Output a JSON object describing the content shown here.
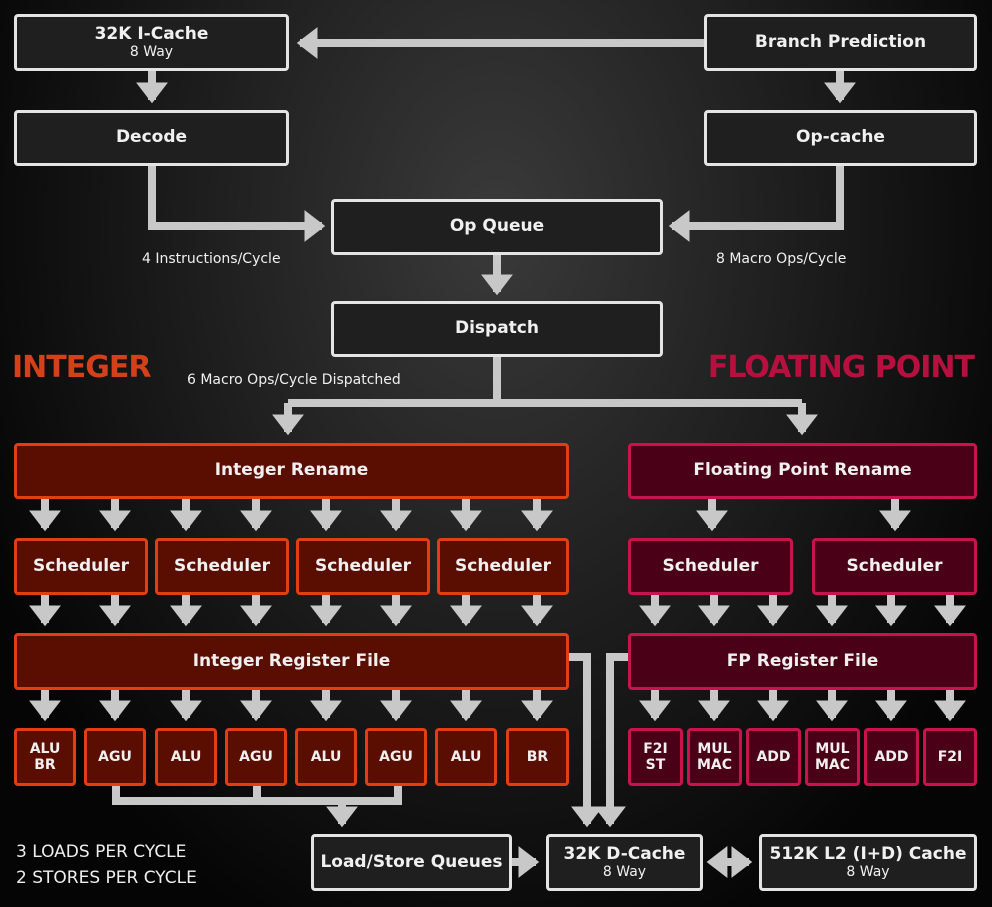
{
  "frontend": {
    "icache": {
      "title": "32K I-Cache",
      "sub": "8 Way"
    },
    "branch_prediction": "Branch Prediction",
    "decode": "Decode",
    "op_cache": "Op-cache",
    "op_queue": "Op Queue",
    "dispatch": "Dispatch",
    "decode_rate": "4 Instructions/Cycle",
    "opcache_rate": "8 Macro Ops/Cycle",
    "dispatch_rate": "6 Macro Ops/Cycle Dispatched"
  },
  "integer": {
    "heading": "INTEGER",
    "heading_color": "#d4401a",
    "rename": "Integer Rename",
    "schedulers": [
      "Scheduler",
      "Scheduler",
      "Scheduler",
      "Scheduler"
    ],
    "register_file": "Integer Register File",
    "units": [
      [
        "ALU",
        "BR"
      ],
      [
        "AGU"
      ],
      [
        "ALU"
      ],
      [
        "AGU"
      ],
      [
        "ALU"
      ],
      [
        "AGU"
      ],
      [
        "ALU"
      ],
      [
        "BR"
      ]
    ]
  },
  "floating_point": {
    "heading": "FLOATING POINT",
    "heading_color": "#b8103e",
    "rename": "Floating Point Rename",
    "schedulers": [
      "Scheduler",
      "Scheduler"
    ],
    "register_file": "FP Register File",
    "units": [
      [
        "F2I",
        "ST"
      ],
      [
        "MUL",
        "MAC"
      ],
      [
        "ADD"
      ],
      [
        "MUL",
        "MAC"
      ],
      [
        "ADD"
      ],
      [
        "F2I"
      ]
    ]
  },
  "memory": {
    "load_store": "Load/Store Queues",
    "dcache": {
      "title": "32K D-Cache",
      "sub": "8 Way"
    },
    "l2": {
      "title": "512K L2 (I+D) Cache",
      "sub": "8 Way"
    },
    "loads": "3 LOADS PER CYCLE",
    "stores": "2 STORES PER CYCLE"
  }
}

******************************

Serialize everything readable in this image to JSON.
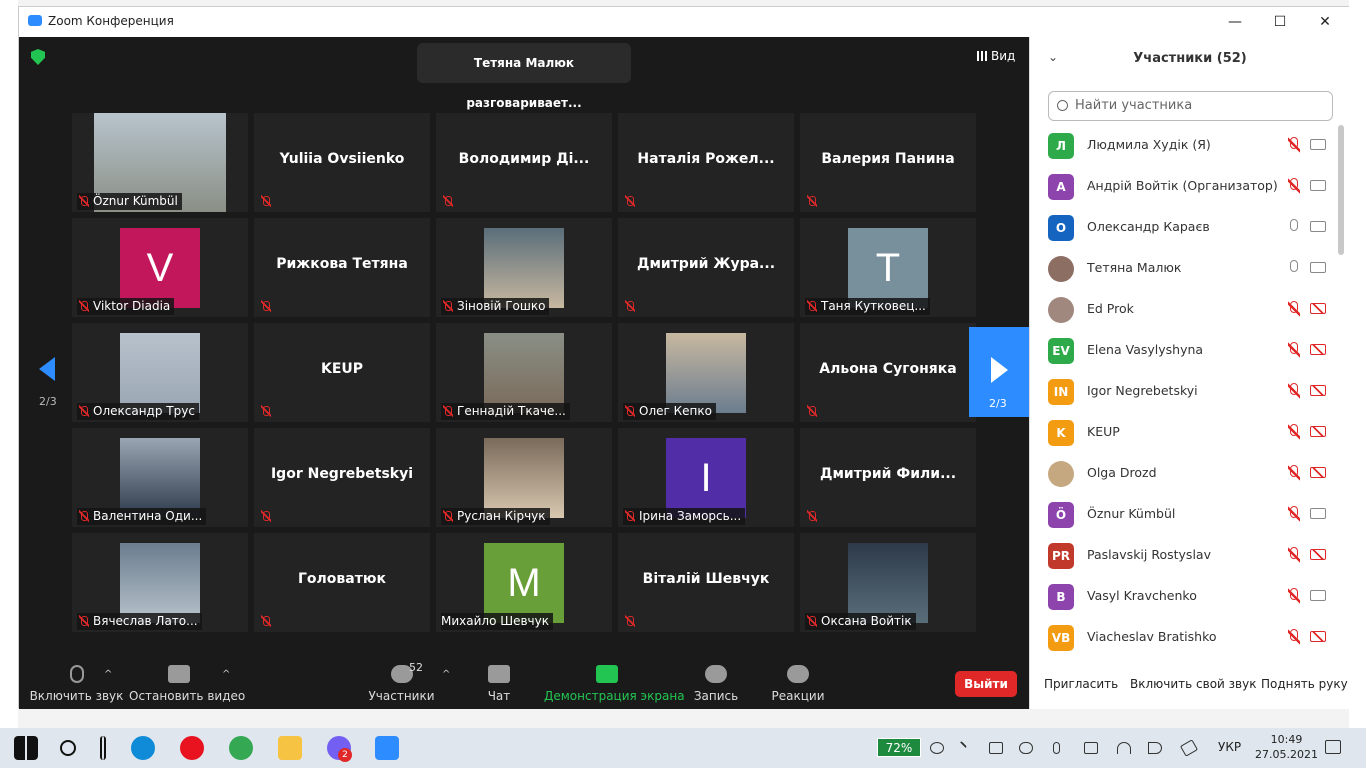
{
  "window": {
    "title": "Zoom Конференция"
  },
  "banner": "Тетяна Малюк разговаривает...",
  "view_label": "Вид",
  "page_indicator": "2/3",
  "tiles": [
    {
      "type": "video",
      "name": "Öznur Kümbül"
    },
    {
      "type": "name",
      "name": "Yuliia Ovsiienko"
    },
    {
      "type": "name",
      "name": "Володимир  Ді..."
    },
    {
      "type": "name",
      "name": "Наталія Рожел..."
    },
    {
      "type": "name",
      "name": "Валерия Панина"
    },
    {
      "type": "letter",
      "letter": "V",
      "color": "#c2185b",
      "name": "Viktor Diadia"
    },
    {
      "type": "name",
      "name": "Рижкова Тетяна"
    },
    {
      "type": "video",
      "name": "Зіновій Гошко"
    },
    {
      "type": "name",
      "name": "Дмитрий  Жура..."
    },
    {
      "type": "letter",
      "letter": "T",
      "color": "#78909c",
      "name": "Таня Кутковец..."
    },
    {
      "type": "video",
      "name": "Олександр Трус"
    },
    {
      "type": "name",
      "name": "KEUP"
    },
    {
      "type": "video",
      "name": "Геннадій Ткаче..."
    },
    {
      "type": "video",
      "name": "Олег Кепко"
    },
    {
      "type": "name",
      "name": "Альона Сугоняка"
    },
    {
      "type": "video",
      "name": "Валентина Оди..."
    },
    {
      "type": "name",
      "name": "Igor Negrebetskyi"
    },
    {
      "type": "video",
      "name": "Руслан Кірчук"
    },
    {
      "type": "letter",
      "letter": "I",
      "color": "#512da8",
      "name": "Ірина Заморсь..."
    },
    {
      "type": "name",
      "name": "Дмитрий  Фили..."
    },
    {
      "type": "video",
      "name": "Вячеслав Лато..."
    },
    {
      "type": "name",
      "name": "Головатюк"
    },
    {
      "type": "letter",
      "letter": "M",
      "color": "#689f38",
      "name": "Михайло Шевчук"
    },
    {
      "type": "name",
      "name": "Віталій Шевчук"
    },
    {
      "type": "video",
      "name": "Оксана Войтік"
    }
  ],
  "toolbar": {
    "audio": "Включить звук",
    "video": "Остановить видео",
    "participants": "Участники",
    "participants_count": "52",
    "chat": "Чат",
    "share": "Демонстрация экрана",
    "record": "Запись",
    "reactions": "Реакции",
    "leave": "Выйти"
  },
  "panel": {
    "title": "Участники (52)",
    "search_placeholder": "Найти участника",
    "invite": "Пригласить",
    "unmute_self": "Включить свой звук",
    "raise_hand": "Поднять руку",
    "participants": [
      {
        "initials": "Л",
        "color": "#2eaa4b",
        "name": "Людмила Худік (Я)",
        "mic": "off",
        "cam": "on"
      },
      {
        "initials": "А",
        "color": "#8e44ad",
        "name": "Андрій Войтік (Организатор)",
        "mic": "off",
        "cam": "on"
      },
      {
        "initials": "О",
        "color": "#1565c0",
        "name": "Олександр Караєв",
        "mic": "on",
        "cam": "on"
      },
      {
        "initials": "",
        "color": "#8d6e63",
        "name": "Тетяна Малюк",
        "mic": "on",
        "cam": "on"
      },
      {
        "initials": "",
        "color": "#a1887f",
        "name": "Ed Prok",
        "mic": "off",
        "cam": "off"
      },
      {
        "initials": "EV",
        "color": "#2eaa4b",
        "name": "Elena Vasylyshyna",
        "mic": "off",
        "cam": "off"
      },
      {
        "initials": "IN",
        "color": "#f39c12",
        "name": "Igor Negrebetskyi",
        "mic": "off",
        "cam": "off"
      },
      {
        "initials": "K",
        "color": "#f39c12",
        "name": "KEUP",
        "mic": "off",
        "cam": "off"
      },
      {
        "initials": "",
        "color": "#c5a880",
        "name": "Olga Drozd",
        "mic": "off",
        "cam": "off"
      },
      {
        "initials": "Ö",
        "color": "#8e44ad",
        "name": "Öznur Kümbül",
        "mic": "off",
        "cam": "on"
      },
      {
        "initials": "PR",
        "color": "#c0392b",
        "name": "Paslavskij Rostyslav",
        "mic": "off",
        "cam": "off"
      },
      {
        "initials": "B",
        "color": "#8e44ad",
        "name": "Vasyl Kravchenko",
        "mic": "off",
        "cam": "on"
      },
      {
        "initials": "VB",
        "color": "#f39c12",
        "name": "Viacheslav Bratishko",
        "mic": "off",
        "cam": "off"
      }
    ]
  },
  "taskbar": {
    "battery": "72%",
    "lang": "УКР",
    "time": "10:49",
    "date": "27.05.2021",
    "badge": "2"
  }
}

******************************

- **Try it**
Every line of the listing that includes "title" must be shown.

- **Output of the exercise**
      "title": "32K I-Cache",
      "title": "32K D-Cache",
      "title": "512K L2 (I+D) Cache",
    "title": "Zoom Конференция"
    "title": "Участники (52)",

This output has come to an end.